A comprehensive trade deal between Canada and the European Union will be “by far the biggest trade agreement that we will ever work on negotiating.”
That’s the assessment of Brad Wildeman, president of the Canadian Cattlemen’s Association, one of several groups hailing Wednesday’s announcement of talks toward an “economic partnership agreement” between Canada and the 27-member EU.
The federal government said in a statement Wednesday that a bilateral agreement with the EU “could deliver commercial benefits across many sectors of the Canadian economy, including aerospace, chemicals, wood products, automotive vehicles and parts, agricultural products, and transportation and other business services.”
Such a partnership “has the potential to bring a $12 billion boost to the Canadian economy and lead to significant gains for both Canada and the EU,” the government said.
“The EU offers the potential for the largest market for Canadian beef,” said Wildeman, who’s also president of cattle feeding and ethanol brewing firm Pound-Maker Agventures at Lanigan, Sask.
The EU, he said, has been “about a half-million tonnes deficient in beef over the past couple of years, particularly with the expansion of the EU bloc.”
Canada “has a real opportunity to capture this large, high-volume market, with its big population of income earners that share a similar standard of living to Canadians,” he said in a CCA release Thursday.
And that “high-volume” market consumes over eight million tonnes of beef per year, CCA vice-president Travis Toews noted in the same release.
“Currently Canada has virtually zero commercially-viable access to the EU, so it’s difficult to quantify the tonnage that could end up in the EU with preferential access,” said Toews, a rancher at Beaverlodge, Alta.
“But the EU group of countries, with its high-income earners component, is a great fit for our high-quality grain-fed beef.”
The CCA has estimated that for Canada’s beef cattle producers, the potential market opportunities with the EU could rival Canada’s export market into the U.S.
That said, Wildeman cautioned ranchers that the process is just beginning and could take a year or more to negotiate at least 20 different areas.
“These present many perils and opportunities for failure, so the industry won’t get too excited that the agreement will happen very quickly.”
Darcy Davis, president of the Canadian Agri-Food Trade Alliance, a body of ag exporters’ groups and companies, described the planned talks as “historic negotiations” with potential to open the door to “significant new opportunities” for Canada’s export-reliant ag sector.
“With a population of 500 million, the EU could become an important market for Canadian agricultural products,” said Davis, a cow-calf producer from Acme, Alta. and former chair of Alberta Beef Producers.
“The stage has been set for discussions on both tariffs and non-tariff impediments to trade,” he said in a CAFTA release Thursday. “In today’s environment, we are pleased to see that Canada and the EU recognize that expanded trade can be a powerful stimulus of economic activity.”

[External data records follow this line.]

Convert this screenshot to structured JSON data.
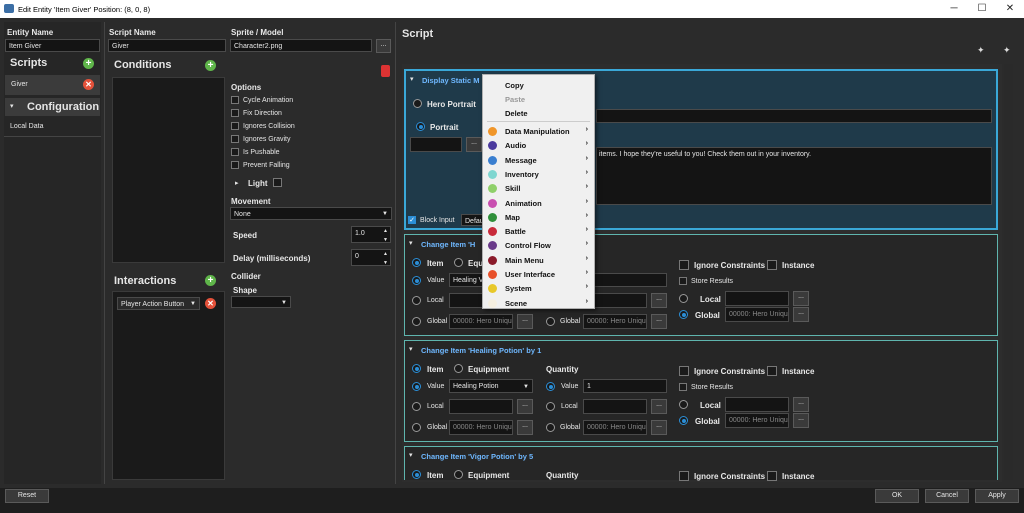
{
  "window": {
    "title": "Edit Entity 'Item Giver' Position: (8, 0, 8)",
    "min": "─",
    "max": "☐",
    "close": "✕"
  },
  "entity": {
    "name_label": "Entity Name",
    "name_value": "Item Giver"
  },
  "left": {
    "scripts_label": "Scripts",
    "script_item": "Giver",
    "configuration_label": "Configuration",
    "config_item": "Local Data"
  },
  "script_name": {
    "label": "Script Name",
    "value": "Giver"
  },
  "sprite": {
    "label": "Sprite / Model",
    "value": "Character2.png",
    "browse": "..."
  },
  "conditions": {
    "label": "Conditions"
  },
  "options": {
    "label": "Options",
    "items": [
      "Cycle Animation",
      "Fix Direction",
      "Ignores Collision",
      "Ignores Gravity",
      "Is Pushable",
      "Prevent Falling"
    ],
    "light": "Light"
  },
  "movement": {
    "label": "Movement",
    "value": "None",
    "speed_label": "Speed",
    "speed_value": "1.0",
    "delay_label": "Delay (milliseconds)",
    "delay_value": "0"
  },
  "interactions": {
    "label": "Interactions",
    "item": "Player Action Button"
  },
  "collider": {
    "label": "Collider",
    "shape_label": "Shape",
    "shape_value": ""
  },
  "script": {
    "label": "Script"
  },
  "msg": {
    "title": "Display Static M",
    "hero_portrait": "Hero Portrait",
    "portrait": "Portrait",
    "text": "items.  I hope they're useful to you!  Check them out in your inventory.",
    "block_input": "Block Input",
    "default": "Defau"
  },
  "ci1": {
    "title": "Change Item 'H",
    "item": "Item",
    "equ": "Equ",
    "value_label": "Value",
    "value": "Healing V",
    "local": "Local",
    "global": "Global",
    "global_ph": "00000: Hero Uniqu",
    "ignore": "Ignore Constraints",
    "instance": "Instance",
    "store": "Store Results",
    "local2": "Local",
    "global2": "Global",
    "global2_ph": "00000: Hero Uniqu"
  },
  "ci2": {
    "title": "Change Item 'Healing Potion' by 1",
    "item": "Item",
    "equipment": "Equipment",
    "value_label": "Value",
    "value": "Healing Potion",
    "local": "Local",
    "global": "Global",
    "global_ph": "00000: Hero Uniqu",
    "quantity": "Quantity",
    "qvalue_label": "Value",
    "qvalue": "1",
    "qlocal": "Local",
    "qglobal": "Global",
    "qglobal_ph": "00000: Hero Uniqu",
    "ignore": "Ignore Constraints",
    "instance": "Instance",
    "store": "Store Results",
    "local2": "Local",
    "global2": "Global",
    "global2_ph": "00000: Hero Uniqu"
  },
  "ci3": {
    "title": "Change Item 'Vigor Potion' by 5",
    "item": "Item",
    "equipment": "Equipment",
    "quantity": "Quantity",
    "ignore": "Ignore Constraints",
    "instance": "Instance"
  },
  "menu": {
    "copy": "Copy",
    "paste": "Paste",
    "delete": "Delete",
    "items": [
      {
        "label": "Data Manipulation",
        "color": "#f0962a"
      },
      {
        "label": "Audio",
        "color": "#4b3a9e"
      },
      {
        "label": "Message",
        "color": "#3a7fd0"
      },
      {
        "label": "Inventory",
        "color": "#7fd6d0"
      },
      {
        "label": "Skill",
        "color": "#8fd06a"
      },
      {
        "label": "Animation",
        "color": "#c84fb0"
      },
      {
        "label": "Map",
        "color": "#2f8f3a"
      },
      {
        "label": "Battle",
        "color": "#c82a3a"
      },
      {
        "label": "Control Flow",
        "color": "#6a3a8a"
      },
      {
        "label": "Main Menu",
        "color": "#8a1a2a"
      },
      {
        "label": "User Interface",
        "color": "#e8502a"
      },
      {
        "label": "System",
        "color": "#e8c82a"
      },
      {
        "label": "Scene",
        "color": "#f5efe0"
      }
    ]
  },
  "buttons": {
    "reset": "Reset",
    "ok": "OK",
    "cancel": "Cancel",
    "apply": "Apply",
    "browse": "..."
  }
}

Bilateral trade negotiations are welcome, CAFTA said in its release, but it also stresses that multilateral talks provide the “greatest opportunity for achieving more open trade in agriculture and agri-food.”

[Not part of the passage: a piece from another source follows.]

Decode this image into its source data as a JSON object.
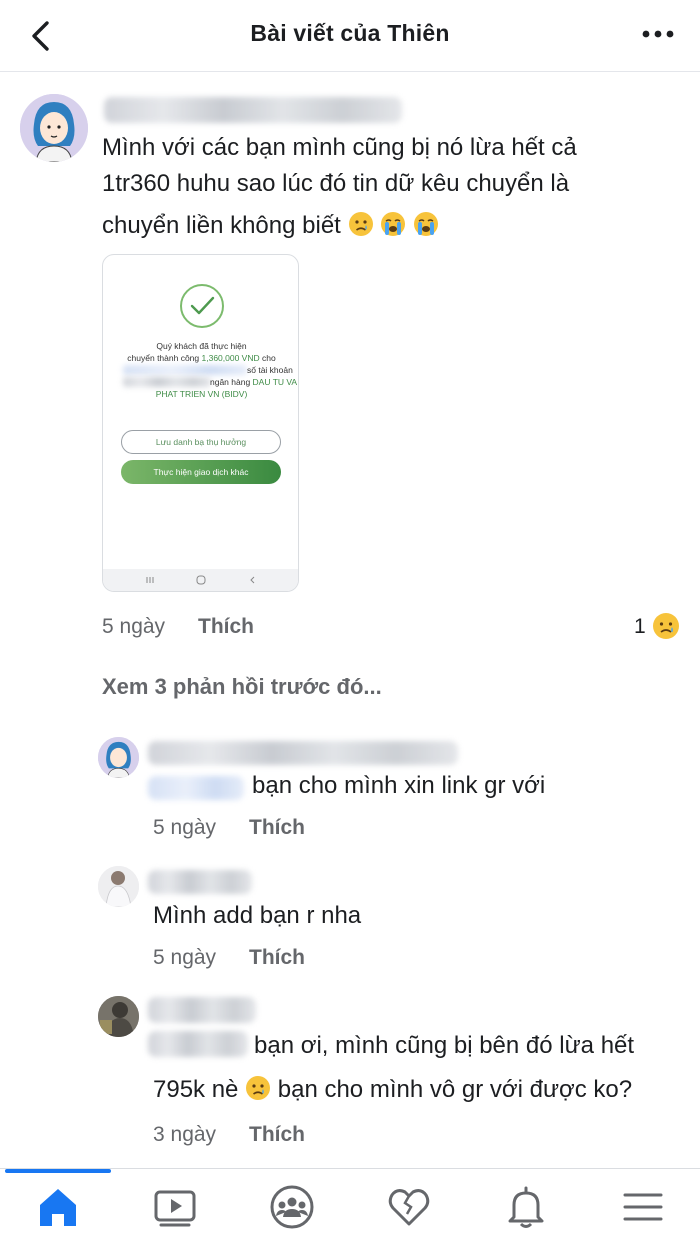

For that reason, CAFTA said it also continues to encourage the Canadian government to seek progress in ag negotiations at the World Trade Organization (WTO).